The paralytic (Mt 9:2-9:2)

“Then some people

Were carrying

A paralyzed man,

Lying on a bed.

When Jesus saw

Their faith,

He said

To the paralytic.

‘Take heart!

My son!

Your sins are forgiven!’”

 

Καὶ ἰδοὺ προσέφερον αὐτῷ παραλυτικὸν ἐπὶ κλίνης βεβλημένον. καὶ ἰδὼν ὁ Ἰησοῦς τὴν πίστιν αὐτῶν εἶπεν τῷ παραλυτικῷ Θάρσει, τέκνον, ἀφίενταί σου αἱ ἁμαρτίαι.

 

This is similar to Mark, chapter 2:2-5, and Luke, chapter 5:18-20, about curing this paralytic.  In both Mark and Luke, they lower the paralytic through the roof of the house, but here there is no mention of that.  Some people brought this paralyzed man to Jesus (Καὶ ἰδοὺ προσέφερον αὐτῷ), since he was lying on a bed (παραλυτικὸν ἐπὶ κλίνης βεβλημένον).  Jesus noticed them and their faith (καὶ ἰδὼν ὁ Ἰησοῦς τὴν πίστιν αὐτῶν).  He then told the paralytic (εἶπεν τῷ παραλυτικῷ) to take heart or have courage (Θάρσει), because his sins were forgiven or taken away (ἀφίενταί σου αἱ ἁμαρτίαι).  The idea that sickness and sin had a common connection was prevalent.  In fact, Jesus called this paralyzed man son (τέκνον).  Faith and healing seemed to go hand in hand.

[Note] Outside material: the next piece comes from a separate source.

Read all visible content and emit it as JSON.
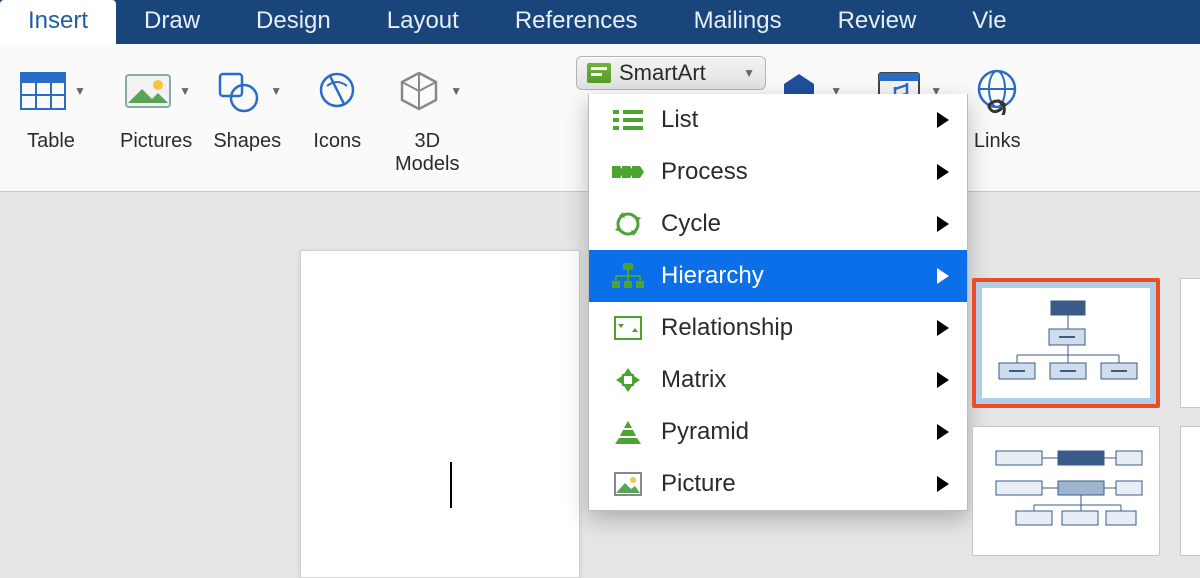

The righteous live by their faith (Hab 2:4-2:5)

“Look at the proud!

Their spirit is not right

In them.

But the righteous

Live by their faith.

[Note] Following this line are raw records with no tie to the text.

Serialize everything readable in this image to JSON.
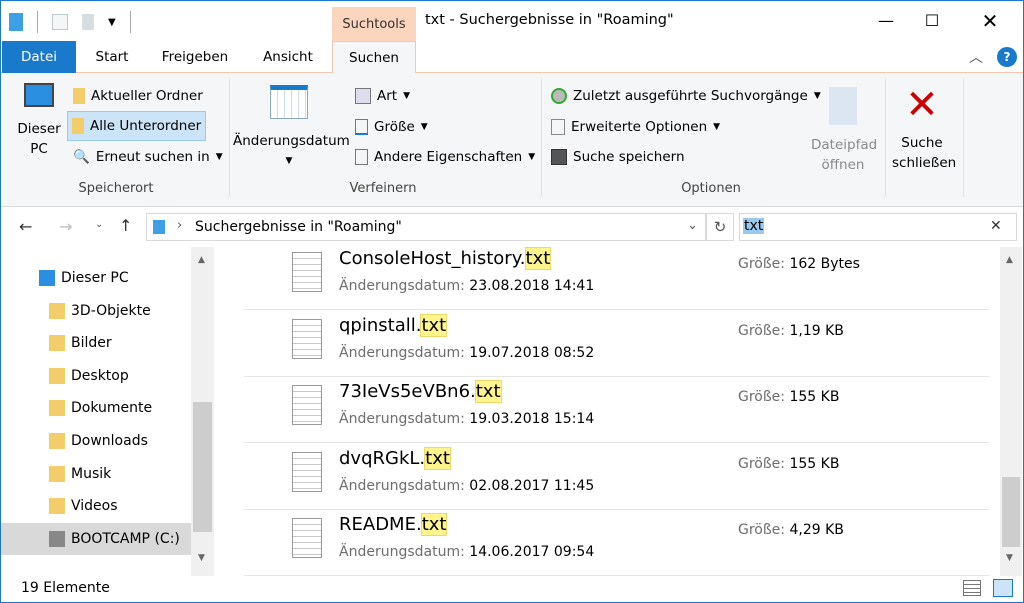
{
  "window": {
    "title": "txt - Suchergebnisse in \"Roaming\"",
    "contextual_tab": "Suchtools"
  },
  "tabs": [
    {
      "label": "Datei"
    },
    {
      "label": "Start"
    },
    {
      "label": "Freigeben"
    },
    {
      "label": "Ansicht"
    },
    {
      "label": "Suchen"
    }
  ],
  "ribbon": {
    "speicherort": {
      "label": "Speicherort",
      "dieser_pc": "Dieser PC",
      "aktueller": "Aktueller Ordner",
      "alle": "Alle Unterordner",
      "erneut": "Erneut suchen in"
    },
    "verfeinern": {
      "label": "Verfeinern",
      "datum": "Änderungsdatum",
      "art": "Art",
      "groesse": "Größe",
      "andere": "Andere Eigenschaften"
    },
    "optionen": {
      "label": "Optionen",
      "zuletzt": "Zuletzt ausgeführte Suchvorgänge",
      "erweitert": "Erweiterte Optionen",
      "speichern": "Suche speichern",
      "dateipfad": "Dateipfad öffnen"
    },
    "schliessen": "Suche schließen"
  },
  "address": {
    "path": "Suchergebnisse in \"Roaming\"",
    "search_value": "txt"
  },
  "nav": [
    {
      "label": "Dieser PC"
    },
    {
      "label": "3D-Objekte"
    },
    {
      "label": "Bilder"
    },
    {
      "label": "Desktop"
    },
    {
      "label": "Dokumente"
    },
    {
      "label": "Downloads"
    },
    {
      "label": "Musik"
    },
    {
      "label": "Videos"
    },
    {
      "label": "BOOTCAMP (C:)",
      "selected": true
    }
  ],
  "files": [
    {
      "base": "ConsoleHost_history.",
      "match": "txt",
      "date_label": "Änderungsdatum:",
      "date": "23.08.2018 14:41",
      "size_label": "Größe:",
      "size": "162 Bytes"
    },
    {
      "base": "qpinstall.",
      "match": "txt",
      "date_label": "Änderungsdatum:",
      "date": "19.07.2018 08:52",
      "size_label": "Größe:",
      "size": "1,19 KB"
    },
    {
      "base": "73IeVs5eVBn6.",
      "match": "txt",
      "date_label": "Änderungsdatum:",
      "date": "19.03.2018 15:14",
      "size_label": "Größe:",
      "size": "155 KB"
    },
    {
      "base": "dvqRGkL.",
      "match": "txt",
      "date_label": "Änderungsdatum:",
      "date": "02.08.2017 11:45",
      "size_label": "Größe:",
      "size": "155 KB"
    },
    {
      "base": "README.",
      "match": "txt",
      "date_label": "Änderungsdatum:",
      "date": "14.06.2017 09:54",
      "size_label": "Größe:",
      "size": "4,29 KB"
    }
  ],
  "status": {
    "count": "19 Elemente"
  },
  "colors": {
    "accent": "#1979ca",
    "contextual": "#fbd5bd",
    "highlight": "#fff58c"
  }
}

Moreover,

Wealth is treacherous.

The arrogant

Do not endure.

They open

Their throats wide

As in Sheol.

Just like death,

They never have enough.

They gather all nations

For themselves.

They collect

All people

As their own.”

Yahweh warned that these proud people would have a hard time, because their spirit was not right.  The main theme of this simple response was that the righteous live by their faith.  This idea that the righteous live by faith was a strong part of the apostle Paul in his Christian belief.  On the other hand, wealth was treacherous for the greedy.  Thus, the arrogant ones would not endure, because they were more open to the shadowy afterlife of Sheol.  These greedy people never had enough.  Just like death itself, they were always looking for more people.  They had tried to gather all people and countries to themselves as their own, but they were never satisfied.